Lisa Te Morenga
2018: Dr Lisa Te Morenga, Victoria University of Wellington, School of Health, has been awarded a Rutherford Discovery Fellowship for research entitled: ‘Naku te rourou, nau te rourou, ka oranga ai te iwi (With my food basket and your food basket the people will be well)’.
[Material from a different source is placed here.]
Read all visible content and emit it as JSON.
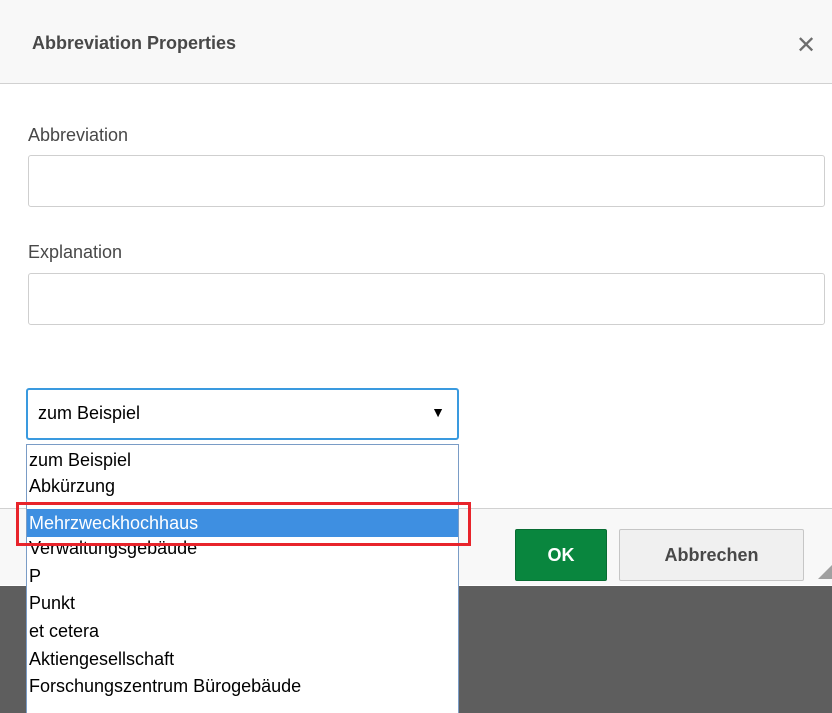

Dr Lisa Te Morenga (Ngapuhi, Ngāti Whātua, Te Rarawa) is a Senior Lecturer in Māori Health and Nutrition in the School of Health at Victoria University of Wellington. She specialises in the role of diet in the treatment and prevention of obesity, diabetes and cardiovascular disease, with a particular interest in nutrition and hauora (Māori health). She completed a doctorate in human nutrition at the University of Otago in 2010. She was subsequently a Senior Research Fellow and Associate Dean Māori for the University of Otago Division of Sciences, and has received funding from the Health Research Council, the Riddet Institute Centre of Research Excellence, and Healthier Lives National Science Challenge. Dr Te Morenga combines her research with community and international outreach, and has worked with organisations including the World Health Organisation, Toi Tangata, Ngāti Porou Hauora, the National Health Foundation, and the Royal Society Te Apārangi.
A balanced, nutrient-rich diet is a key determinant of health and a pivotal strategy for the prevention of non-communicable diseases such as obesity, diabetes, and cardiovascular diseases. However, many factors undermine public confidence in nutrition science, such as the vested interests of the food industry, conflicting messages about nutrition, and research methods that are subject to participant reporting bias and privilege dominant population groups. These barriers to eating well disproportionately affect socioeconomically disadvantaged groups, including Māori and Pacific peoples.
Dr Te Morenga’s research programme will take a multipronged approach to tackle these issues, combining studies on sugars, carbohydrates and wholegrain foods, and participatory health research with Māori communities. Firstly, she will investigate the impacts of daily consumption of different types of wholegrain foods (visible grains vs finely ground grains) for people with type 2 diabetes and prediabetes. These findings will help food manufacturers to improve the quality of manufactured wholegrain foods, and provide advice to dietitians on the best types of wholegrains foods to recommend to patients at risk of metabolic disease. Secondly, Dr Te Morenga will develop new methods to measure and monitor sugar intake levels. The planned biomakers will provide better evidence of which health and dietary interventions are most effective at reducing sugar intake. Finally, she will work with Māori communities to co-design effective and culturally-appropriate interventions that support better diet and health amongst whānau and rangatahi (youth). These projects will help New Zealanders to make dietary choices that support a healthy life.